Ambassador Rubenstein had insisted on the ten-acre site for his new agency. He took as his own office the suite on the ground floor that had been home in 1942 to Wild Bill Donovan, the first OSS director. Rusty MacIntyre, the first Deputy of the Intelligence Analysis Center, had the office next to his new boss. Both men loved their river views, but the two spent as much time as they could wandering through the three buildings they called "our little campus."

North Gate

South Gate

4 October 2004

Dear [Navy] Secretary England:

During its meeting of 21 September 2004, the Commission reviewed a proposal to increase perimeter security at the North and South gates of the Potomac Annex located at 23rd and E Streets, NW. As you know, the Potomac Annex is in the long shadow of the Lincoln Memorial and is visually connected to the western portion of the National Mall and the Kennedy Center. It is the home of the Old Naval Observatory, a National Historic Landmark. In addition, the Annex’s two gates directly face the main headquarters building of the United States Department of State across 23rd Street, a heavily-trafficked route into downtown Washington. The members found the proposal to be outside of the vocabulary of the city, presenting a siege-like condition of multiple delta barriers and prison-like pedestrian turnstiles. The Commission thought the delta barriers and circular turnstiles were not appropriate or acceptable and did not approve the proposal as submitted.

We ask you to recognize the special condition and context of the site and recommend you look at other acceptable security measures used throughout the city. The State Department uses retractable bollards that are less visually intrusive than Delta barriers but still provide the high level of security they require. Perhaps similar bollards could be used at the Annex’s two gates. For pedestrian access control, the White House is the model to emulate where simple electronically-controlled double gates provide access control. The Potomac Annex is a historic and a highly prominent site and, as such, is one of the areas were the DOD standards for security barriers used elsewhere throughout the country should be reconsidered. The goal is to protect the installation, but without it appearing to be an excessively fortified facility.

The one item that the members thought would be an improvement was the replacement of the chain-link fence with a decorative metal fence matching the existing metal fence found elsewhere on the Annex’s perimeter.

We look forward to further review of more acceptable options in the near future. As always, the staff is available to assist you and the design team.


/s/David M. Childs [Senior Partner, Skidmore Owings and Merrill, Architects]

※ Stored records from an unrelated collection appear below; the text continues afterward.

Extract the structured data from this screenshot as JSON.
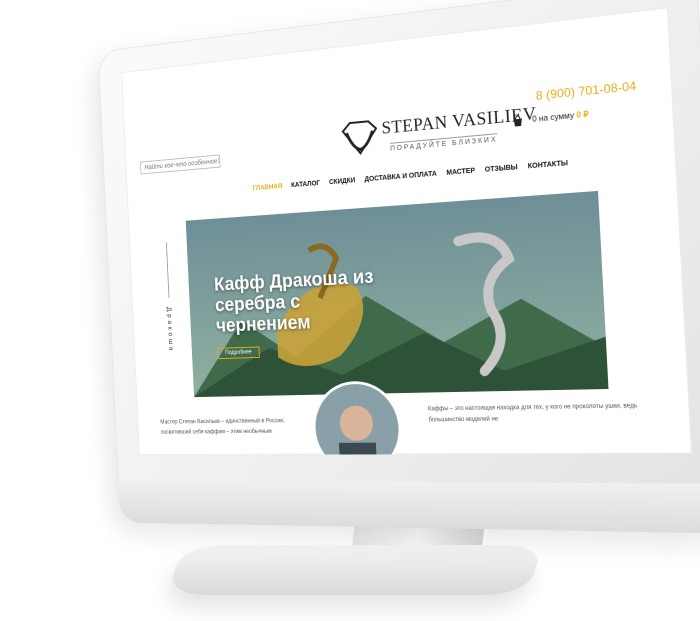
{
  "header": {
    "search_placeholder": "Найти кое-что особенное?",
    "brand": "STEPAN VASILIEV",
    "tagline": "ПОРАДУЙТЕ БЛИЗКИХ",
    "phone": "8 (900) 701-08-04",
    "cart_label": "0 на сумму",
    "cart_sum": "0 ₽"
  },
  "nav": {
    "items": [
      "ГЛАВНАЯ",
      "КАТАЛОГ",
      "СКИДКИ",
      "ДОСТАВКА И ОПЛАТА",
      "МАСТЕР",
      "ОТЗЫВЫ",
      "КОНТАКТЫ"
    ],
    "active_index": 0
  },
  "hero": {
    "side_label": "Дракоша",
    "title": "Кафф Дракоша из серебра с чернением",
    "button": "Подробнее"
  },
  "content": {
    "left_text": "Мастер Степан Васильев – единственный в России, посвятивший себя каффам – этим необычным",
    "right_text": "Каффы – это настоящая находка для тех, у кого не проколоты ушки, ведь большинство моделей не"
  },
  "colors": {
    "accent": "#e3b11b",
    "text": "#111111",
    "muted": "#555555"
  },
  "icons": {
    "cart": "shopping-bag-icon",
    "logo": "diamond-logo-icon"
  }
}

Chairman [US Commission of Fine Arts]

CIA Headquarters 2430 E Street NW

Source: Department of Defense Visual Information Center (cropped)

Source: Library of Congress Historic American Building Survey (cropped)